Exercise prompt: Nothing in the data may be changed; retype all of it.
_____
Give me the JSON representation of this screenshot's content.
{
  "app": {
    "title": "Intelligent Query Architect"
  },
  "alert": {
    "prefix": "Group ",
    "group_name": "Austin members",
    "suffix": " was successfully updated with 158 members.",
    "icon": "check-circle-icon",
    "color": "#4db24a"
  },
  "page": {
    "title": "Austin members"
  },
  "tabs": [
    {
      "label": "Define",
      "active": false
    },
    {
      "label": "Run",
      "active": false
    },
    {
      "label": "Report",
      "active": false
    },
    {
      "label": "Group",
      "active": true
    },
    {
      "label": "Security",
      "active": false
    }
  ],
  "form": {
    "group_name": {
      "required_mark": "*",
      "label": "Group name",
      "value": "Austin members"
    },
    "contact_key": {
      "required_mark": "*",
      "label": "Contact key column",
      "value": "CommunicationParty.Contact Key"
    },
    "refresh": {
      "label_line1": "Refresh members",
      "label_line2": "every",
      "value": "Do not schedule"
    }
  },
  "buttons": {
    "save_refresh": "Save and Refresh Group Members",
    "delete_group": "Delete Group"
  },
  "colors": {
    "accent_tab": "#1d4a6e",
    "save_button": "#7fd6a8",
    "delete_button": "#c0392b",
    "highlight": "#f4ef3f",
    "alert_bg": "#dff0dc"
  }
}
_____
Response:
Give me the JSON representation of this screenshot's content.
{
  "app": {
    "title": "Intelligent Query Architect"
  },
  "alert": {
    "prefix": "Group ",
    "group_name": "Austin members",
    "suffix": " was successfully updated with 158 members.",
    "icon": "check-circle-icon",
    "color": "#4db24a"
  },
  "page": {
    "title": "Austin members"
  },
  "tabs": [
    {
      "label": "Define",
      "active": false
    },
    {
      "label": "Run",
      "active": false
    },
    {
      "label": "Report",
      "active": false
    },
    {
      "label": "Group",
      "active": true
    },
    {
      "label": "Security",
      "active": false
    }
  ],
  "form": {
    "group_name": {
      "required_mark": "*",
      "label": "Group name",
      "value": "Austin members"
    },
    "contact_key": {
      "required_mark": "*",
      "label": "Contact key column",
      "value": "CommunicationParty.Contact Key"
    },
    "refresh": {
      "label_line1": "Refresh members",
      "label_line2": "every",
      "value": "Do not schedule"
    }
  },
  "buttons": {
    "save_refresh": "Save and Refresh Group Members",
    "delete_group": "Delete Group"
  },
  "colors": {
    "accent_tab": "#1d4a6e",
    "save_button": "#7fd6a8",
    "delete_button": "#c0392b",
    "highlight": "#f4ef3f",
    "alert_bg": "#dff0dc"
  }
}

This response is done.